Partners join hands to tackle water crisis in cholera-weary Zimbabwe

A decade after the 2008 cholera outbreak that affected more than 100,000 people in Zimbabwe, leaving at least 4,200 of them dead, conditions that allowed the cholera epidemic to flourish still exist in most of the southern African country’s urban areas.A damning 60-page Human Rights Watch (HRW) report titled “Troubled Water: Burst Pipes, Contaminated Wells, and Open Defecation in Zimbabwe’s Capital,” released in November 2013, described how limited access to potable water and sanitation services was forcing citizens to resort to using water from unprotected sources and other unhygienic practices such as open defecation.

This situation is set to change as Zimbabwe is among those countries that are benefiting from the “Cities of the Future” programme, an initiative of the Africa Water Facility (AWF) together with global development partners that include the African Development Bank (AfDB) and Global Water Partnership (GWP).

Marondera Municipality – a town of about 65,000 residents located about 75km east of the capital Harare – was chosen by the government of Zimbabwe to receive the support for the development of an integrated water and sanitation master plan that would become a model for the whole country.

Project engineer Thami Mpala said on Friday the Marondera pilot project is the first of its kind in the country, where they are developing nature-based solutions by managing resources in a sustainable and integrated way.

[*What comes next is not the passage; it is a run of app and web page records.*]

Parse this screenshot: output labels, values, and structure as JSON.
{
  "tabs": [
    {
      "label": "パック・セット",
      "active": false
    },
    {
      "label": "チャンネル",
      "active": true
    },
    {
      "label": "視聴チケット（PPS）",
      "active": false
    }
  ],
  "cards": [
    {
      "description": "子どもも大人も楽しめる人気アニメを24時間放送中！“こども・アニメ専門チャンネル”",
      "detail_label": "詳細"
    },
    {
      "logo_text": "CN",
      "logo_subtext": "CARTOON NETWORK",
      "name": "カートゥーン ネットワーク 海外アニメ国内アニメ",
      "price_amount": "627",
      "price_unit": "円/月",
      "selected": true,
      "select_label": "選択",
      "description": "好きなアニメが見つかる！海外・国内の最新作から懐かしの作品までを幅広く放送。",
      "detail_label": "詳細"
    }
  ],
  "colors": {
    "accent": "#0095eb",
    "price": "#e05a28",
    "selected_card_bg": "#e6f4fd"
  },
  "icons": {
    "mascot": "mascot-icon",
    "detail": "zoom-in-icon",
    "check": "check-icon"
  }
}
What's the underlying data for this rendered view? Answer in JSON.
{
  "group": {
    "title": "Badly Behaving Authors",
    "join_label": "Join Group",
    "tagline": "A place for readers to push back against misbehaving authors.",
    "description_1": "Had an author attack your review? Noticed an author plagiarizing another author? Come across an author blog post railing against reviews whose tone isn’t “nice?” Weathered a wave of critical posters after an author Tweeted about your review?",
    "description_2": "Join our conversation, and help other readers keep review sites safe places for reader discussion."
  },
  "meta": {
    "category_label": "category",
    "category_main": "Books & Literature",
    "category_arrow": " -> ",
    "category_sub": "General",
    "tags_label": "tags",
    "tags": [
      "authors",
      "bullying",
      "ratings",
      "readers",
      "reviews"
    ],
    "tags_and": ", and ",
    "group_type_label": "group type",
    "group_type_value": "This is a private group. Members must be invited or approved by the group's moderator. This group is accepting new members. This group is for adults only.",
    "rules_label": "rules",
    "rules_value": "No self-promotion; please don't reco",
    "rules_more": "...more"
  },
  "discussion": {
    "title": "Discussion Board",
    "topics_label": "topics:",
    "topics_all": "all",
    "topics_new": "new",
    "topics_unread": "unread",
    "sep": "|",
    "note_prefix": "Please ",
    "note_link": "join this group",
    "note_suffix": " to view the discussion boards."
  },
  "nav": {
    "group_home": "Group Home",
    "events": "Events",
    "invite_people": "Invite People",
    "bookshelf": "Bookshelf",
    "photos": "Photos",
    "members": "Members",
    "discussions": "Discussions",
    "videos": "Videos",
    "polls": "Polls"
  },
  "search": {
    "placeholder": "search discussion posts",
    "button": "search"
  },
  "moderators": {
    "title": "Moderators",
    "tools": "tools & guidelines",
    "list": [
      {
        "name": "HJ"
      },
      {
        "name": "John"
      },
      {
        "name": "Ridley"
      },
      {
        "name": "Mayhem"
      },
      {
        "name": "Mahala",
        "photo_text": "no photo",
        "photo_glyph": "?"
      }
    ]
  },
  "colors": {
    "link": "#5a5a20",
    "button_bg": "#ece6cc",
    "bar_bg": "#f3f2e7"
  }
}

“The Marondera Integrated Urban Water Management Master Plan is a project that involves the rehabilitation of water and sewer infrastructure within Marondera and also provides innovative plans for the smart management of water resources through adopting an integrated approach where nature based solutions are used,” Mpala said.

The project has received €2.3million (US$2.6 million) from AfDB, the government of Zimbabwe and GWP.

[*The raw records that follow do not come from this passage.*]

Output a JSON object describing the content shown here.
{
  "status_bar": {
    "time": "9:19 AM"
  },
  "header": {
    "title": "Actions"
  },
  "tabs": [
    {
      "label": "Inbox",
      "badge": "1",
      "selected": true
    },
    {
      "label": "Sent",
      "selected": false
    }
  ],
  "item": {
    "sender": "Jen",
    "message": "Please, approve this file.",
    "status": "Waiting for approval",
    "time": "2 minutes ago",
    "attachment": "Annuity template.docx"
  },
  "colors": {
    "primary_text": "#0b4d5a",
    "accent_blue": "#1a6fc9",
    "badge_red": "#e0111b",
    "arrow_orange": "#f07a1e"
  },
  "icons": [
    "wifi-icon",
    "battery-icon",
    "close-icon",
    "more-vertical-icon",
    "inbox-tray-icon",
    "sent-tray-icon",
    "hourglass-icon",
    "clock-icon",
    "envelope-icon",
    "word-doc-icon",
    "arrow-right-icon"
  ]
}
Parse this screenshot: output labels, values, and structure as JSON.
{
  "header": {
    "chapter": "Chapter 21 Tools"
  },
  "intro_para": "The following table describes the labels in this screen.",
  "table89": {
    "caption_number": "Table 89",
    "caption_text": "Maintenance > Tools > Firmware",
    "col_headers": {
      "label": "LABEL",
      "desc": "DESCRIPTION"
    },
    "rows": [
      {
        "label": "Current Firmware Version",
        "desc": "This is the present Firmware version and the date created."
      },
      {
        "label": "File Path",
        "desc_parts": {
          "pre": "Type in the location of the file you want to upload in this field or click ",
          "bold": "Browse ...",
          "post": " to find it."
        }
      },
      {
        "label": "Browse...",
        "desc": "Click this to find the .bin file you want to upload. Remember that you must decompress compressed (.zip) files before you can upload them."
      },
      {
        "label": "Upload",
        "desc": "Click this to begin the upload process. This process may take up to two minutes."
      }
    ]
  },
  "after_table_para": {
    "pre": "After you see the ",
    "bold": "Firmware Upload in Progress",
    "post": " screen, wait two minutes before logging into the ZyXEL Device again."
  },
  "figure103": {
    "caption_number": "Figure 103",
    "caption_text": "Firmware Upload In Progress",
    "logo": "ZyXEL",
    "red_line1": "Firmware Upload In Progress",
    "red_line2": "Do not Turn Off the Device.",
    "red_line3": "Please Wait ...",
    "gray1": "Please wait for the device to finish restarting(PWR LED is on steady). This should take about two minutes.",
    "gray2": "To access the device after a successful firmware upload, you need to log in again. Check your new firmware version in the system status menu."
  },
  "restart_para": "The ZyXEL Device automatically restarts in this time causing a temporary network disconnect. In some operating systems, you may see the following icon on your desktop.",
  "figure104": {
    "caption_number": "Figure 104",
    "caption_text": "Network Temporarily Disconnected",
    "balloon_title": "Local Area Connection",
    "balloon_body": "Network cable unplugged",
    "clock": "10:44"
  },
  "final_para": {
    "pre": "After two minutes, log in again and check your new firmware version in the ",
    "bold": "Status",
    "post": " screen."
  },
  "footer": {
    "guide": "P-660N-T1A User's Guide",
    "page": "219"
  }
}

“The integrated approach looks at water, storm water, wastewater, and solid waste holistically whilst also capacitating institutions and fostering stakeholder engagement,” Mpala added.

Marondera Town Clerk Josiah Musuwo said the municipality, which – like all others in the country – is hamstrung by financial challenges, would benefit from the project greatly in the sense that there will be immediate rehabilitation of critical water and sewer services that were previously strained due to aging of infrastructure and lack of maintenance.

“The people of Marondera will also benefit through various outcomes of the project such as small business income generating projects within the catchment that embrace the spirit of the integrated approach and using waste as a resource for the sustainable management of our resources,” Musuwo said.

He added that through this project Zimbabwe would have a cleaner environment, and a smart integrated way of managing our natural resources for the benefit of present and future generations.

The project is a direct response to the findings of HRW whose report recommended that the government take steps in ensuring access to water and sanitation facilities by all citizens through investing in low-cost sanitation and water strategies.

Featured
Back top